1,25-Dihydroxyvitamin D is not responsible for toxicity caused by vitamin D or 25-hydroxyvitamin D

Arch Biochem Biophys. 2011 Jan 15;505(2):226-30. doi: 10.1016/j.abb.2010.10.012. Epub 2010 Oct 18.


Vitamin D intoxication was produced with oral doses of either vitamin D₃ or 25-hydroxyvitamin D₃ in CYP27B1 -/- (1α-hydroxylase knockout) and wild-type mice. These compounds were equally toxic in wild-type and the mutant mice. Since the null mutant mice are unable to produce 1,25-dihydroxyvitamin D, it is clear 1,25-dihydroxyvitamin D is not responsible for vitamin D intoxication. On the other hand, 25-hydroxyvitamin D rises to levels of 400-700 ng/ml or 1000-1750 nM in the serum of both groups of mice. Toxicity was evidenced by severe hypercalcemia and weight loss. Measurement of 1,25-dihydroxyvitamin D₃ in serum confirmed its absence from serum of the CYP27B1 -/- mice given 25-hydroxyvitamin D₃. Since high concentrations of 25-hydroxyvitamin D can bind the vitamin D receptor and can induce transcription, 25-hydroxyvitamin D is likely responsible for toxicity of vitamin D excess.

Publication types

  • Research Support, Non-U.S. Gov't

MeSH terms

  • 25-Hydroxyvitamin D3 1-alpha-Hydroxylase / deficiency
  • 25-Hydroxyvitamin D3 1-alpha-Hydroxylase / genetics
  • Animals
  • Body Weight / drug effects
  • Calcifediol / blood
  • Calcifediol / metabolism
  • Calcifediol / toxicity*
  • Calcitriol / blood
  • Calcitriol / metabolism
  • Calcitriol / toxicity
  • Gene Knockout Techniques
  • Male
  • Mice
  • Transcription, Genetic / drug effects
  • Vitamin D / blood
  • Vitamin D / metabolism
  • Vitamin D / toxicity*

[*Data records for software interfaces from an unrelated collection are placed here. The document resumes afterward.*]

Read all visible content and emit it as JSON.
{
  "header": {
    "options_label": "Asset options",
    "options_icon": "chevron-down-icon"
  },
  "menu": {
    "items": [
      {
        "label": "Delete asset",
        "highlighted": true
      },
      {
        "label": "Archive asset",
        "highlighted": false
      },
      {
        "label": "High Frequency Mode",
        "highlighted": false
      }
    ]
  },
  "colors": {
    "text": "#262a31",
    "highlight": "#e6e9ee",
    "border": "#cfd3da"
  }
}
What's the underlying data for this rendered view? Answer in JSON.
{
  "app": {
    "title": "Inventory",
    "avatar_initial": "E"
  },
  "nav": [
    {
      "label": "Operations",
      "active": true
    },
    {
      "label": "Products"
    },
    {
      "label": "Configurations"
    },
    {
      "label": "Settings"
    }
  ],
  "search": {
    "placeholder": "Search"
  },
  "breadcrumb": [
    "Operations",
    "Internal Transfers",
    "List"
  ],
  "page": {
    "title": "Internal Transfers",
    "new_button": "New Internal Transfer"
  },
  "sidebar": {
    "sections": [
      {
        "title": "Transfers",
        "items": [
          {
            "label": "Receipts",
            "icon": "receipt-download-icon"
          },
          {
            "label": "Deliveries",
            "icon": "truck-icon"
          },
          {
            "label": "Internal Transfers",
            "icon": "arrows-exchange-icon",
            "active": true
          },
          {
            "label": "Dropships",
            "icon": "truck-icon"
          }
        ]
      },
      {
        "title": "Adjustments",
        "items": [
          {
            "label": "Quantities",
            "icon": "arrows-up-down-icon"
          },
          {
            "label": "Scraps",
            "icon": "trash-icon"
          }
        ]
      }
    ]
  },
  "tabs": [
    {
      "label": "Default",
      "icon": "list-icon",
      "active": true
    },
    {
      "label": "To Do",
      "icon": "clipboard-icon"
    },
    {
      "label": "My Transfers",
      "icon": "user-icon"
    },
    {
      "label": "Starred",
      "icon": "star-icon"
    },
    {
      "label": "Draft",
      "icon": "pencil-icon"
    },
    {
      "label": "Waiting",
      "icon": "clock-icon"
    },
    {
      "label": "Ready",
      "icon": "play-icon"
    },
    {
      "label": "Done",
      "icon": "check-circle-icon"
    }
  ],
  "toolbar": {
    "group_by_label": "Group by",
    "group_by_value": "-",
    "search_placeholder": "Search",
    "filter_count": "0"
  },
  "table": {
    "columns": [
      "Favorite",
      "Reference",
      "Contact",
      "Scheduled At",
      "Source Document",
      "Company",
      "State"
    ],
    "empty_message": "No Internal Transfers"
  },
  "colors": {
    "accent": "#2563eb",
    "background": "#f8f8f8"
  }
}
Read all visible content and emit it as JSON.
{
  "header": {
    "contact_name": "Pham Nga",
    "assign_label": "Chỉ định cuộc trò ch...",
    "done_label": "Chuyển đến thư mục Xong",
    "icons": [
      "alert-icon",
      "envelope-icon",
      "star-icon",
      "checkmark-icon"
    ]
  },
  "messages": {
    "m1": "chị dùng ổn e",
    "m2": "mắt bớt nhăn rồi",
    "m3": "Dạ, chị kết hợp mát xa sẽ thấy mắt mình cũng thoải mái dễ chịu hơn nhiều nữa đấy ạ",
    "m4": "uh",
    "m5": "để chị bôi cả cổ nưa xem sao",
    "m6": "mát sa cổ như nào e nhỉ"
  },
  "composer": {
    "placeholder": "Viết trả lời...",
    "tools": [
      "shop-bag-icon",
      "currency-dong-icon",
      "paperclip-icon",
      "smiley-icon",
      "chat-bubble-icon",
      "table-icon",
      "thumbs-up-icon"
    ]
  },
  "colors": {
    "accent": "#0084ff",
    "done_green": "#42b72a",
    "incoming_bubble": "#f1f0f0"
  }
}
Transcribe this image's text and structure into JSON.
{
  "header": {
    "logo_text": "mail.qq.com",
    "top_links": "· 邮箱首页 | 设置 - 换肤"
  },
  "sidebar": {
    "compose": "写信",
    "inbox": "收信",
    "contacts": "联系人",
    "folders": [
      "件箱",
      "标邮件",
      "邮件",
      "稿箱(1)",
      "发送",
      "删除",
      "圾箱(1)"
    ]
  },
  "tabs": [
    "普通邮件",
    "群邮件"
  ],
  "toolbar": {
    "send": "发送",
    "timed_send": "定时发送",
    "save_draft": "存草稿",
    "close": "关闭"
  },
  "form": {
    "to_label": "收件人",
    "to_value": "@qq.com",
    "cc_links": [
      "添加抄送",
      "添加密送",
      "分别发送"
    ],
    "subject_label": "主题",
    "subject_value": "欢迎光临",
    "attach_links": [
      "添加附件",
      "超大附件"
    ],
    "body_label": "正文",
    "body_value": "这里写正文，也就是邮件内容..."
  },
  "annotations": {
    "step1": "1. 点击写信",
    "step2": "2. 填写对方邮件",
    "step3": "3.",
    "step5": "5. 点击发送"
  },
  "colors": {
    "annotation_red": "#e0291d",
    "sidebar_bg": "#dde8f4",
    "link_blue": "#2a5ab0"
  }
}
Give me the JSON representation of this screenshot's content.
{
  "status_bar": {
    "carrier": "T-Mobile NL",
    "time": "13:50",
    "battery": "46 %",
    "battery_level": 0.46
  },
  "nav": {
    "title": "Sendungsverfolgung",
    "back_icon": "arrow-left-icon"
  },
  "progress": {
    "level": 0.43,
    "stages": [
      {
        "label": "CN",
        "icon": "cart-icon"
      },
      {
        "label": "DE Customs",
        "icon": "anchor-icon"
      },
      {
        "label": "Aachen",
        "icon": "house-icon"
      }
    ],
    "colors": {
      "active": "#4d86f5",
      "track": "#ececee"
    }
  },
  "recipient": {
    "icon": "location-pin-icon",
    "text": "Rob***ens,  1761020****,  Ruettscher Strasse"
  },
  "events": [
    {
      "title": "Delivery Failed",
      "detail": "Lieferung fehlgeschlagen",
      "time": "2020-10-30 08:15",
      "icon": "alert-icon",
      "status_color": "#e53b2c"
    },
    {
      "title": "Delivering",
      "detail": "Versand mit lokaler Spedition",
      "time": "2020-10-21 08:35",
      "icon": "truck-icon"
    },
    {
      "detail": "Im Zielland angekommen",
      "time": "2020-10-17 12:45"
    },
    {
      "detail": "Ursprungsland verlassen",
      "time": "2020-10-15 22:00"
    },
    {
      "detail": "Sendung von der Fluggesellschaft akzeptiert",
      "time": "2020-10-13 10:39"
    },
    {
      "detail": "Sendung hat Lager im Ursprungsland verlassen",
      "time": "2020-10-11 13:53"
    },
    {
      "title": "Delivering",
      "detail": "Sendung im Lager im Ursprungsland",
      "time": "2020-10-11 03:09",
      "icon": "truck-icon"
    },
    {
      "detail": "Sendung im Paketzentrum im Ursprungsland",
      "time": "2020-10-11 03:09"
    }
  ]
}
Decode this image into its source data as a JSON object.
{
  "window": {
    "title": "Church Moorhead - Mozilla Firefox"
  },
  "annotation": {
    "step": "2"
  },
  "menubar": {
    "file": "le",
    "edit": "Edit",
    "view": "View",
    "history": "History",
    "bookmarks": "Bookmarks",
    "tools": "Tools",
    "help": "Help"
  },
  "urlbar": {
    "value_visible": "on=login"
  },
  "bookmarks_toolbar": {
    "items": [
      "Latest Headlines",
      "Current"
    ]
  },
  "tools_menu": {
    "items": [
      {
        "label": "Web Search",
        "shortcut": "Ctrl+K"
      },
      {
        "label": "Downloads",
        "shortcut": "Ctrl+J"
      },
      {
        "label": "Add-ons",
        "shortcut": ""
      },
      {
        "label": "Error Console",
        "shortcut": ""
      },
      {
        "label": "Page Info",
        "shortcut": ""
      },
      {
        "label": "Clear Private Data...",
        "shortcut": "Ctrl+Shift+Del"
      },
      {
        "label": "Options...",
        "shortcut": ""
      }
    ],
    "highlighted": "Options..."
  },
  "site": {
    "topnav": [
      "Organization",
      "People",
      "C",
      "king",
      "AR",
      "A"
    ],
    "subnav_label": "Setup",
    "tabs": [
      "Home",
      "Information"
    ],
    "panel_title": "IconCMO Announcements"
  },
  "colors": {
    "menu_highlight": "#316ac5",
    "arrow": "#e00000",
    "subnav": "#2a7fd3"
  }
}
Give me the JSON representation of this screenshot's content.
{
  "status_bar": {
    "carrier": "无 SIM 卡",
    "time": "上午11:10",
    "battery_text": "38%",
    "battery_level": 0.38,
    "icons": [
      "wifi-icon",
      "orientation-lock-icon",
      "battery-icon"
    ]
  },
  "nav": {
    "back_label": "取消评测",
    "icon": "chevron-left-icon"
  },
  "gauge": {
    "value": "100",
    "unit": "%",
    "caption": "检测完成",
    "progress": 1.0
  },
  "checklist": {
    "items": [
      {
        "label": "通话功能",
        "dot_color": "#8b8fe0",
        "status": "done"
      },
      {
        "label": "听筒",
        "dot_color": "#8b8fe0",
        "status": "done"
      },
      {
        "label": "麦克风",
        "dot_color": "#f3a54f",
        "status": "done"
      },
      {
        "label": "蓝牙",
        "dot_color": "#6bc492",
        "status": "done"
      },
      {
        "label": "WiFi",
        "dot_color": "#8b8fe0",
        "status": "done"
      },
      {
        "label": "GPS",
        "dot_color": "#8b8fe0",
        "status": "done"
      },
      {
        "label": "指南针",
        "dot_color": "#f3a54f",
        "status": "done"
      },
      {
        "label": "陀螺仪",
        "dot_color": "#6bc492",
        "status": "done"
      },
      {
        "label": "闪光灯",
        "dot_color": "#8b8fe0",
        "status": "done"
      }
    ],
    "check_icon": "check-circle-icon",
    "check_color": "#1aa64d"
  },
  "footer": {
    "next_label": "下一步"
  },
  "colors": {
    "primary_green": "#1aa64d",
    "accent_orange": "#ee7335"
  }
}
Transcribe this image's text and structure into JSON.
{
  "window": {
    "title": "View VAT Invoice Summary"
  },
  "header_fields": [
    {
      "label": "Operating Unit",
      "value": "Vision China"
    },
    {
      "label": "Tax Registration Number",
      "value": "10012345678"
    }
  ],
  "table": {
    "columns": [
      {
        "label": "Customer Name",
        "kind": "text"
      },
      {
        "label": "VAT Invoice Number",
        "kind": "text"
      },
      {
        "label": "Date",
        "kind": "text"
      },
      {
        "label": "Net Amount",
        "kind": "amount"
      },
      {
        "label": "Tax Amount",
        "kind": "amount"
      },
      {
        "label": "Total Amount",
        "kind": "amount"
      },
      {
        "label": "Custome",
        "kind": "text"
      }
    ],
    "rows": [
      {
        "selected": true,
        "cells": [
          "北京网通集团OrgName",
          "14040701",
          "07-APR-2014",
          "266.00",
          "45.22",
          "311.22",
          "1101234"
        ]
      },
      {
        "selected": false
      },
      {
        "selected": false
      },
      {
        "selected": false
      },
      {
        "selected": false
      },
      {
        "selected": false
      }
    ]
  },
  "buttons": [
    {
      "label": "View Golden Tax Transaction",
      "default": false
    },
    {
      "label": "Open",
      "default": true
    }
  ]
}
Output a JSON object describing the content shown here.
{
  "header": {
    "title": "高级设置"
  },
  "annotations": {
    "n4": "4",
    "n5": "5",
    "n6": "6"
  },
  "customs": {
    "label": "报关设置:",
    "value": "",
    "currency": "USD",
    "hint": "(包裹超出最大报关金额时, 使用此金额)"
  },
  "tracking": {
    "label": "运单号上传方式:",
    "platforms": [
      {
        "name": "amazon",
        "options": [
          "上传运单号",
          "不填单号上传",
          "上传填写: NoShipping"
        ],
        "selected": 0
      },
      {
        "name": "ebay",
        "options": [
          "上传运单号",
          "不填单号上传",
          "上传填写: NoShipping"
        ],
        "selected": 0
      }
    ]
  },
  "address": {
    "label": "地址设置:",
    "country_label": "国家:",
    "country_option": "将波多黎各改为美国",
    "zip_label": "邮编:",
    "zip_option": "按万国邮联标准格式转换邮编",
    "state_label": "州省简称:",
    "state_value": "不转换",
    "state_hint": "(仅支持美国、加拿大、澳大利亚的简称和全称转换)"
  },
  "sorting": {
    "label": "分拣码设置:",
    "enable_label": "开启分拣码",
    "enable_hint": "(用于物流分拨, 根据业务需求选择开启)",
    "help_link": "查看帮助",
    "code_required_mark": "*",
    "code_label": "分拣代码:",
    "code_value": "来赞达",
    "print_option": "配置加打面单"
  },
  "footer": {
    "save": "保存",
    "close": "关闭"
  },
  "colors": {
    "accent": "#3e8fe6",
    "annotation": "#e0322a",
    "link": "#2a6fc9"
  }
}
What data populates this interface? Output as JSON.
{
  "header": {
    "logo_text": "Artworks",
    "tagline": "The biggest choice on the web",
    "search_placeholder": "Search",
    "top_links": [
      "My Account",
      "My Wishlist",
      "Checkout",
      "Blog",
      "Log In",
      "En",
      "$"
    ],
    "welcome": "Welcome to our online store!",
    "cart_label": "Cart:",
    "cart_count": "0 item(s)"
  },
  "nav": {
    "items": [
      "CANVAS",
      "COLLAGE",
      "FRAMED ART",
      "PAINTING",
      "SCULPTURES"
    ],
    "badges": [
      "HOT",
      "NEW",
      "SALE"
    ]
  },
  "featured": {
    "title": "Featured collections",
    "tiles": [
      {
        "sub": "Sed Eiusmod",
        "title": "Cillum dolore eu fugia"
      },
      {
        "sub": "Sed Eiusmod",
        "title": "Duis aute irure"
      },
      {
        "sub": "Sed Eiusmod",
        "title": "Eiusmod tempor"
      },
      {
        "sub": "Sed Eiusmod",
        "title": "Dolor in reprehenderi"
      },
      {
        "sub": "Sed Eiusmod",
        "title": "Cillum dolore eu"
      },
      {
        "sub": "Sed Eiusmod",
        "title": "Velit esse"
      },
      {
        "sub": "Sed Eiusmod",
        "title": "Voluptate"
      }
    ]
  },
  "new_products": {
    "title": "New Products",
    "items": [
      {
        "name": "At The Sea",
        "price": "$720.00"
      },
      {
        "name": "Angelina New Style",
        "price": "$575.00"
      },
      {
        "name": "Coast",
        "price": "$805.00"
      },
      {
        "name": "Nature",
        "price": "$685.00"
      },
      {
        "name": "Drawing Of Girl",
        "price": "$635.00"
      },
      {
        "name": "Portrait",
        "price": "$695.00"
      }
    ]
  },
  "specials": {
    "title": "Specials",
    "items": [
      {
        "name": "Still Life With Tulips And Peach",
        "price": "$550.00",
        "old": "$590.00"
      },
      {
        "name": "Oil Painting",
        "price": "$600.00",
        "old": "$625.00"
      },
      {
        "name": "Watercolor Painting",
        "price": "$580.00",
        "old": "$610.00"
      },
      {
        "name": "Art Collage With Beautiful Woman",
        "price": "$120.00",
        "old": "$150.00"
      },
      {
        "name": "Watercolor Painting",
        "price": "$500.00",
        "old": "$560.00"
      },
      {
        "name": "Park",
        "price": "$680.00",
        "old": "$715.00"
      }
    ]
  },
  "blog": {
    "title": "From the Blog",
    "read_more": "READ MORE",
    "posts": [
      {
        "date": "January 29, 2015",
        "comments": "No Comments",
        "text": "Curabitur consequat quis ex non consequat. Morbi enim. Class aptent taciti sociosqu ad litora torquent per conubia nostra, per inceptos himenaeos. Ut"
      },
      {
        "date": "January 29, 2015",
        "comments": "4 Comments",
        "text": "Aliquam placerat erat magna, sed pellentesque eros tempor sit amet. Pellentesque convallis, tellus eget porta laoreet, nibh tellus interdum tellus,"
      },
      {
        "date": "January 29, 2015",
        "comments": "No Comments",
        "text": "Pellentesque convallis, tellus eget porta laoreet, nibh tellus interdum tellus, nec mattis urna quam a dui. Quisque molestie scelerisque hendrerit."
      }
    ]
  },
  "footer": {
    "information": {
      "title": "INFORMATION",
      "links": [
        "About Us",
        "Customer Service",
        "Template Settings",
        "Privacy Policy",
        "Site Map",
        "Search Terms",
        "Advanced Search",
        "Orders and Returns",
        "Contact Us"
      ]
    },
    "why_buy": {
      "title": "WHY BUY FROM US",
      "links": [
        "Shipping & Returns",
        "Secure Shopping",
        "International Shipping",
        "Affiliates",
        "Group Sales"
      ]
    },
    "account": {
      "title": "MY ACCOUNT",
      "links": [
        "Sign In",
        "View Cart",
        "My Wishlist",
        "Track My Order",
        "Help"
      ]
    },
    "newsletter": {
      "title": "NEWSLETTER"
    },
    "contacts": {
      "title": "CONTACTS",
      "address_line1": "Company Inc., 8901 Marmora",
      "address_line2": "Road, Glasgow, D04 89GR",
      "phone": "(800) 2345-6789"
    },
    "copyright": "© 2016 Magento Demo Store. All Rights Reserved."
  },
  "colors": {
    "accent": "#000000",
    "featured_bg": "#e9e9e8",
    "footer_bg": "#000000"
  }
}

  • Vitamin D
  • 25-Hydroxyvitamin D3 1-alpha-Hydroxylase
  • Calcitriol
  • Calcifediol